## Directions
Filter this listing down to the lines that contain the word "expanded", and copy them.

## Extracted entries
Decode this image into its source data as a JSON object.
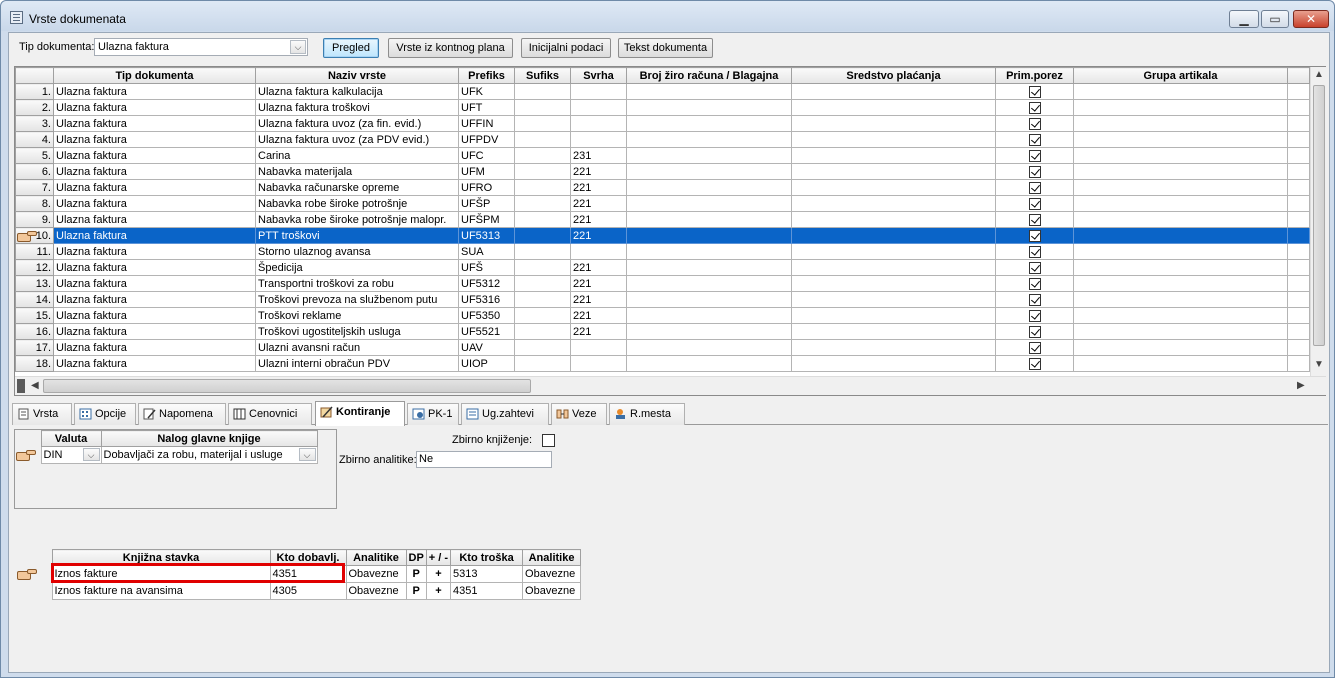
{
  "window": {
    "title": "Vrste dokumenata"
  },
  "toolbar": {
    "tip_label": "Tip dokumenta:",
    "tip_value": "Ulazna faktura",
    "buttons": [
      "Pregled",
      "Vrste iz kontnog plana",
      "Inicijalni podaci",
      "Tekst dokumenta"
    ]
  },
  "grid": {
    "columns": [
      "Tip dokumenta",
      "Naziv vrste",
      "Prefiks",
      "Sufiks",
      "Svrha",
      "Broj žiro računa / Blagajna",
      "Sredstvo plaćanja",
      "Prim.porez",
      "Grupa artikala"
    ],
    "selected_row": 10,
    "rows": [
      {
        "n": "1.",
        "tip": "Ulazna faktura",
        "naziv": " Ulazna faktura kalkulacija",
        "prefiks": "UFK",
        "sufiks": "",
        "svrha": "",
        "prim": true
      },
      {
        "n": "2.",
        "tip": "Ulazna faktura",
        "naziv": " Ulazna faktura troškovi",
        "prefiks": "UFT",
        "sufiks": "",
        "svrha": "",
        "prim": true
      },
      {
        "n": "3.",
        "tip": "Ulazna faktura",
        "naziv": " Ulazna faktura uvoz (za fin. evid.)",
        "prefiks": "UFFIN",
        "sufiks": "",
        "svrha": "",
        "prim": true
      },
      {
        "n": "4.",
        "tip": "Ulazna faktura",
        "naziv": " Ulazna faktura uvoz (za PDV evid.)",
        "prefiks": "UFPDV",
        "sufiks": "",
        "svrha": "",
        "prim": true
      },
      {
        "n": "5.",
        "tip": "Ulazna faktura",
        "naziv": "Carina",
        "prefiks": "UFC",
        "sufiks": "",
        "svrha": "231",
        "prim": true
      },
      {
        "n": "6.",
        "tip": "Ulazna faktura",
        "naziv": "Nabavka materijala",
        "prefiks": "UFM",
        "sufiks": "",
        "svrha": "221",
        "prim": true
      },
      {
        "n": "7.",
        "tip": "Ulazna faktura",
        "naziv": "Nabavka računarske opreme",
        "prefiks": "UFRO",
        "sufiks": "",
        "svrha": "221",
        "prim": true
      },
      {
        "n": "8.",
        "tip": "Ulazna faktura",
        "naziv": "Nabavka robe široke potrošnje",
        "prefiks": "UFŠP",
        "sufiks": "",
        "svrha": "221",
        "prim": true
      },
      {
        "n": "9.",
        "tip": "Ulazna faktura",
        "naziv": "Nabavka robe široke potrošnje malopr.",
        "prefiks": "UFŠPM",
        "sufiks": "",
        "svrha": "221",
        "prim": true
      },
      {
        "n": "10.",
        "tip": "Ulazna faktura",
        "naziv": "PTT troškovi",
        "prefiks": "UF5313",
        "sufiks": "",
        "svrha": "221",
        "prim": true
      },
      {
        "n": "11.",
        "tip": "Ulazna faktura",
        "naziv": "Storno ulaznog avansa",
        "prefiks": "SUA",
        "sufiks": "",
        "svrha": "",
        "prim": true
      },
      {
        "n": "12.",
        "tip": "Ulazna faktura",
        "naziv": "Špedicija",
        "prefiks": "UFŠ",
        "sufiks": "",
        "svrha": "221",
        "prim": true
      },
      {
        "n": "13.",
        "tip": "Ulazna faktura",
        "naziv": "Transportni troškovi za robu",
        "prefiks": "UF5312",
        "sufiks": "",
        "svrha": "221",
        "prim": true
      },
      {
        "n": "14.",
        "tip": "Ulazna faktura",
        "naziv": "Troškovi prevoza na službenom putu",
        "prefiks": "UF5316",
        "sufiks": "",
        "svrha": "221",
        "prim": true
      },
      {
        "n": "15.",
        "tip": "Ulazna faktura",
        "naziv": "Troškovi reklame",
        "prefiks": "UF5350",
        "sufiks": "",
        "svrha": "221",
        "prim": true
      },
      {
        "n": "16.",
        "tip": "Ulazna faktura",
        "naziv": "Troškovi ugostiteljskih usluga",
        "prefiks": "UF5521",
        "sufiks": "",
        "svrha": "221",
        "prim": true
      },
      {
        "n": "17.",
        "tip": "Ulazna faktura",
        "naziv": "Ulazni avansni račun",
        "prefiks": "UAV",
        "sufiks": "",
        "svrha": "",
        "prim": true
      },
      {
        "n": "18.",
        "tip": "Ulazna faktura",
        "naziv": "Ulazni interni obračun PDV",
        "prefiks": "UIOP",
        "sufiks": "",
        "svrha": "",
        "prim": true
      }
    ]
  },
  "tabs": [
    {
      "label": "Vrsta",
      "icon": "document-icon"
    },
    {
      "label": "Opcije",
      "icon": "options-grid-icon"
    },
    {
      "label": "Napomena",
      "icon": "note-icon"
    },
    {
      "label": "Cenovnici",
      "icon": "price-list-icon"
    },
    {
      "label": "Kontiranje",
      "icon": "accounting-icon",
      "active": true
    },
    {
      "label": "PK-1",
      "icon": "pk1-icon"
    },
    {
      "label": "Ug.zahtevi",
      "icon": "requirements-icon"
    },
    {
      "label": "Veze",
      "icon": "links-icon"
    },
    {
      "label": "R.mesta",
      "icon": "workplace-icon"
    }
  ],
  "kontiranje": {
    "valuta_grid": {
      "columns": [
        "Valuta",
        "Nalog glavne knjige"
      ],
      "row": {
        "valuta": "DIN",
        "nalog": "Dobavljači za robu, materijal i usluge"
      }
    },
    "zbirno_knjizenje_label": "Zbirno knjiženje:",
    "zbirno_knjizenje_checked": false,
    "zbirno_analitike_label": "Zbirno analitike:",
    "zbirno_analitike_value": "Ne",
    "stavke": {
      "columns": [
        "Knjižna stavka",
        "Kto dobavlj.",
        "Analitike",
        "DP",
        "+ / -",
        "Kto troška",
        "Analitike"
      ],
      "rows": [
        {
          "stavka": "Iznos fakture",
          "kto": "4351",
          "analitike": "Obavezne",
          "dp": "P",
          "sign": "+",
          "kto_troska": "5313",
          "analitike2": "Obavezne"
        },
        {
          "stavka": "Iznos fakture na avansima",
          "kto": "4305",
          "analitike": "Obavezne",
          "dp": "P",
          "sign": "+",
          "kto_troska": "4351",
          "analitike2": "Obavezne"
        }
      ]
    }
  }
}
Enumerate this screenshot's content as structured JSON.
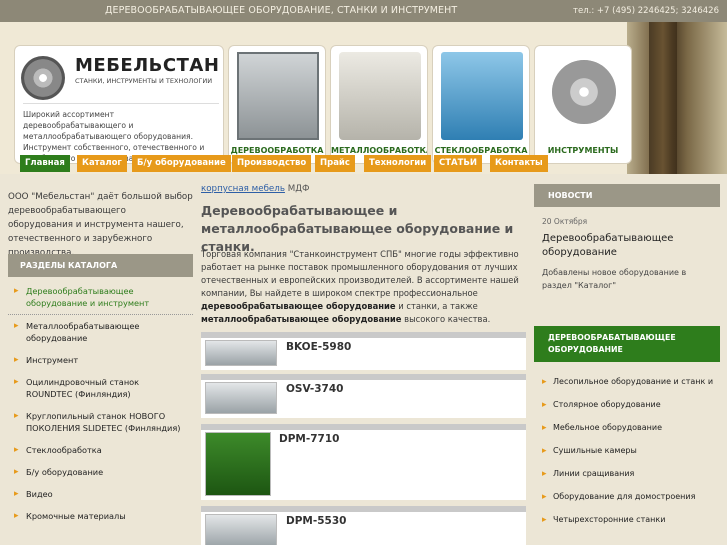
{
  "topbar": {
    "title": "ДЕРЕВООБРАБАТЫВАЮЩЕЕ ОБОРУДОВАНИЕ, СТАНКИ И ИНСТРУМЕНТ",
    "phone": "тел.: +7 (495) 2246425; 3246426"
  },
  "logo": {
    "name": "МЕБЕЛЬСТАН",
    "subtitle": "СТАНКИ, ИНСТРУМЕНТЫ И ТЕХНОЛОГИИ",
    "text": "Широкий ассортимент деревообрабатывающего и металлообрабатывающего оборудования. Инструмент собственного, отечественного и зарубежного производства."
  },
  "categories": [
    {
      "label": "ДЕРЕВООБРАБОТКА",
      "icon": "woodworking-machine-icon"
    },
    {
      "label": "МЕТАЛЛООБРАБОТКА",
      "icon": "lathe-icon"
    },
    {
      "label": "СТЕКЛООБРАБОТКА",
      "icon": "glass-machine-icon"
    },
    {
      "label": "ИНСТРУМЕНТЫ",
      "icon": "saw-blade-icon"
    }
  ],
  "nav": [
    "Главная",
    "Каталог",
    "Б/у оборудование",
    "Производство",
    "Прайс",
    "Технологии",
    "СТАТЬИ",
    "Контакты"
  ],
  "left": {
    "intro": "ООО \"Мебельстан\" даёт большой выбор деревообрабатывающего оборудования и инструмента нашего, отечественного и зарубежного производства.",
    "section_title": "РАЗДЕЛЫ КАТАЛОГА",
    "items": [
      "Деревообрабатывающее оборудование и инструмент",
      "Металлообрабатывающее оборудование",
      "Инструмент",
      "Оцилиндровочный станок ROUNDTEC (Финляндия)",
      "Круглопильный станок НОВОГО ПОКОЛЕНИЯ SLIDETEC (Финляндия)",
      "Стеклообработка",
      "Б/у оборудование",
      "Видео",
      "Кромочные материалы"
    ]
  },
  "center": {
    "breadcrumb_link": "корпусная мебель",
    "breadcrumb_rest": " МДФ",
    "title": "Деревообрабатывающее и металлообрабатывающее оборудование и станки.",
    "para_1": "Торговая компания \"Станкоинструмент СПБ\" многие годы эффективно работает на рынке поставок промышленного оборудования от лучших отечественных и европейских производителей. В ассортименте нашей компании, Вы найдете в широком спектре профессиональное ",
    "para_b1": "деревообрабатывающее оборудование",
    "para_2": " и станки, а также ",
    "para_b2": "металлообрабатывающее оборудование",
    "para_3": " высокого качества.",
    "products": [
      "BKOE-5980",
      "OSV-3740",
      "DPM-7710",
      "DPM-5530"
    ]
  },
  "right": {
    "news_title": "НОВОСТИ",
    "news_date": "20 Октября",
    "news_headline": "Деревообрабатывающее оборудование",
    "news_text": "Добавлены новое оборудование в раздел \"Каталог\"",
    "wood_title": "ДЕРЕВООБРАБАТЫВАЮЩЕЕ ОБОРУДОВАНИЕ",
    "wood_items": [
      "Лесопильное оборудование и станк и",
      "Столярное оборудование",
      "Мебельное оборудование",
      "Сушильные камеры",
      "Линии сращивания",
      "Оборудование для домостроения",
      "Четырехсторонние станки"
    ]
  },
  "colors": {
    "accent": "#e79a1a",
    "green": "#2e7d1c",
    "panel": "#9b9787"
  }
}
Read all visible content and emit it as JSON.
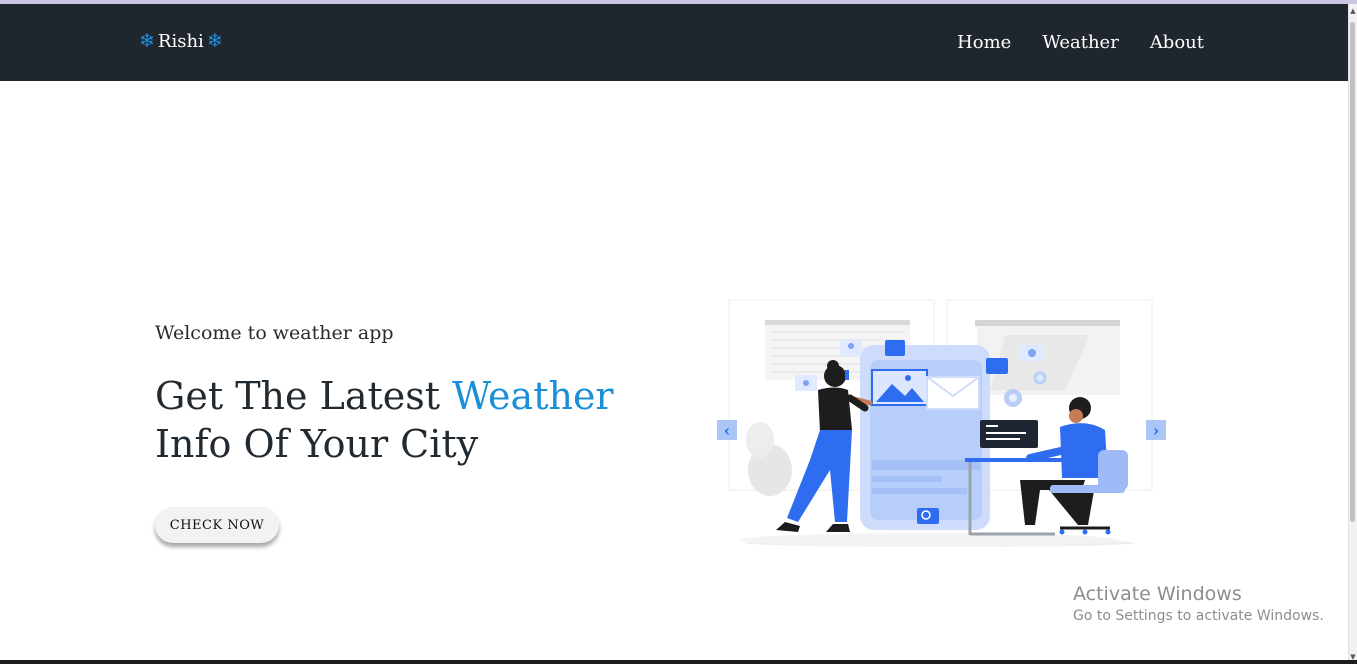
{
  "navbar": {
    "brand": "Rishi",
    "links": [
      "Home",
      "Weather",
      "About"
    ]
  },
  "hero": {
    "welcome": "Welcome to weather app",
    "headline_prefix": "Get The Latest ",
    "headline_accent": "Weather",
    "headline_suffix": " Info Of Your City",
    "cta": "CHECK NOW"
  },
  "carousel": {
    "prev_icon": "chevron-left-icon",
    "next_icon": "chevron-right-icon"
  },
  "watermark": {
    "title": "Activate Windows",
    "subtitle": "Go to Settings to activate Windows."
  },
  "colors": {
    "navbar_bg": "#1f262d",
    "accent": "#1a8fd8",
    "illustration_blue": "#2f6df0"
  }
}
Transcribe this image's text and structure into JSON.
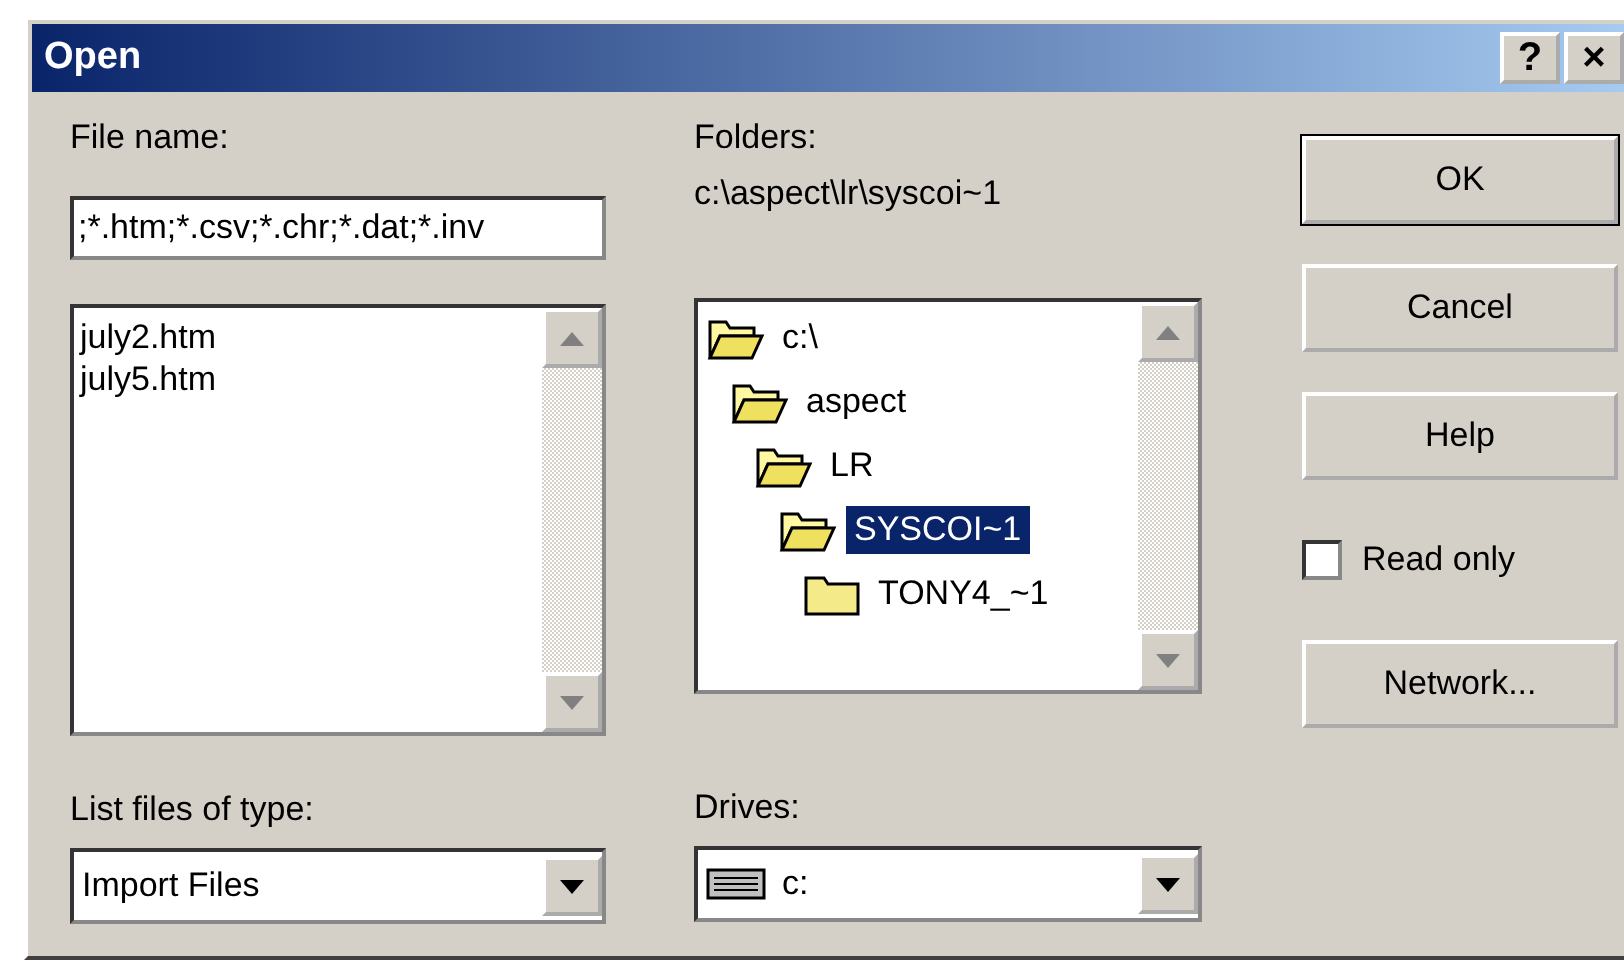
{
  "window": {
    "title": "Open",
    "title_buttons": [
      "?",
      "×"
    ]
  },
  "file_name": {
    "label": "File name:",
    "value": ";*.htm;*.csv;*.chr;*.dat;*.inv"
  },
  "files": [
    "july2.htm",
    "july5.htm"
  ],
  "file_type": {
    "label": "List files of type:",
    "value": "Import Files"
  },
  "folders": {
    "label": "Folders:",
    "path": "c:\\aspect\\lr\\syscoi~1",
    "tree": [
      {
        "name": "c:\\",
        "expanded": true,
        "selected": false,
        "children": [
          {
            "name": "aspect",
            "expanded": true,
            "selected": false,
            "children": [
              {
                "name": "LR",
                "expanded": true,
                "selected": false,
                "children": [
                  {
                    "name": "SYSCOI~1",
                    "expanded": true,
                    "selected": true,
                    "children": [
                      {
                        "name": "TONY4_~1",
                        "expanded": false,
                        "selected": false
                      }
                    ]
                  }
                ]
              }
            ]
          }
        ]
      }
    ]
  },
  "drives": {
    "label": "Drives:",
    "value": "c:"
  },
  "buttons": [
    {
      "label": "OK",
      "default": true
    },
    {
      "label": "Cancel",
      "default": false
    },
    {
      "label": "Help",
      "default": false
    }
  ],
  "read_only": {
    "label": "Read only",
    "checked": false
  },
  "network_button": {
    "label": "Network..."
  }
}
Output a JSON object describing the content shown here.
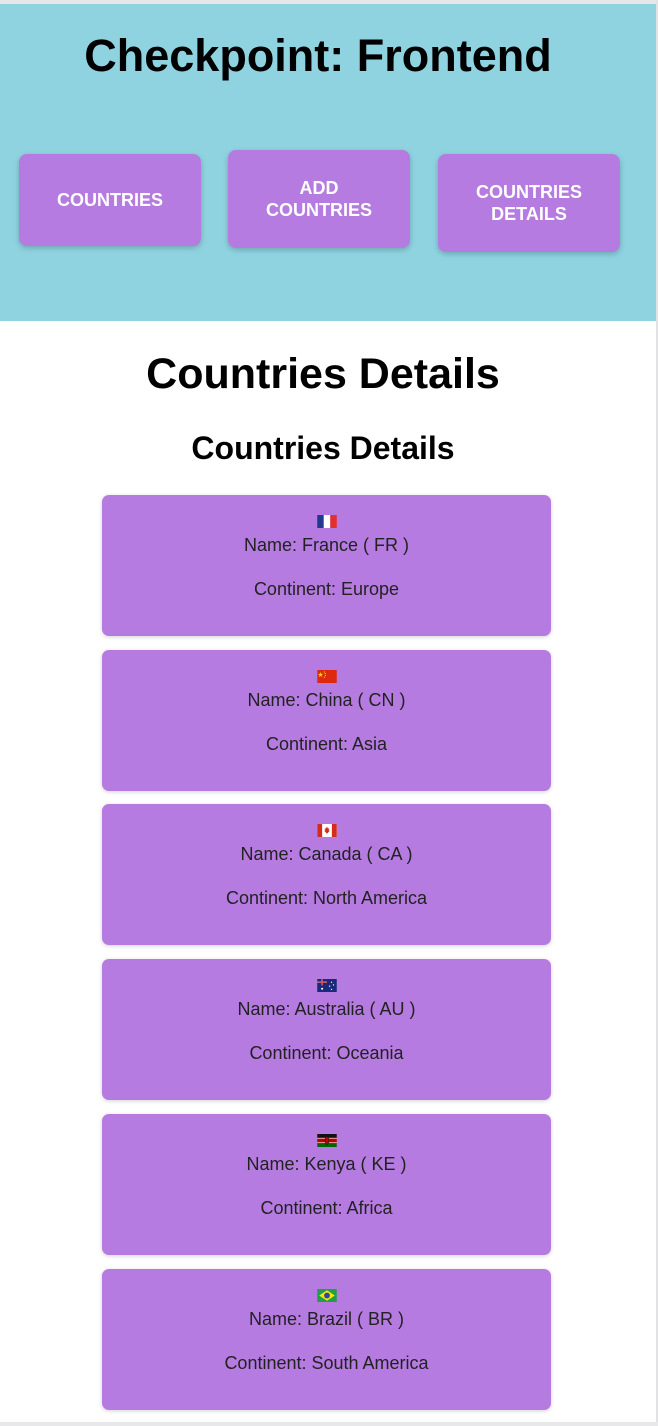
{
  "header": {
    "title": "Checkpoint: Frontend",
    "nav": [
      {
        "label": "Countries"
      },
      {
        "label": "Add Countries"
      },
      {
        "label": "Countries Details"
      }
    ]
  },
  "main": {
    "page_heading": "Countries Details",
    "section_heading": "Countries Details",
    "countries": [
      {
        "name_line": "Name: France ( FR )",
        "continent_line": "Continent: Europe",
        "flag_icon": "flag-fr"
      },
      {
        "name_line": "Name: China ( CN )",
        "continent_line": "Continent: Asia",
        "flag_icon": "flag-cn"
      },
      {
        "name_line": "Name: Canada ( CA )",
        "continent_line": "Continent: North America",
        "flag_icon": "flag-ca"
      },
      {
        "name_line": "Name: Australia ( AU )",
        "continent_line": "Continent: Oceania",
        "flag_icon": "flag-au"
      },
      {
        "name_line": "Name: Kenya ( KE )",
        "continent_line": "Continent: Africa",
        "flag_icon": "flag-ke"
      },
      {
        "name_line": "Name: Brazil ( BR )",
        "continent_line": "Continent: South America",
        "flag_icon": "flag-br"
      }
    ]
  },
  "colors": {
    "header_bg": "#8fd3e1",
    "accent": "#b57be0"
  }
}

## Solution to this problem
        "expanded": true,
            "expanded": true,
                "expanded": true,
                    "expanded": true,
                        "expanded": false,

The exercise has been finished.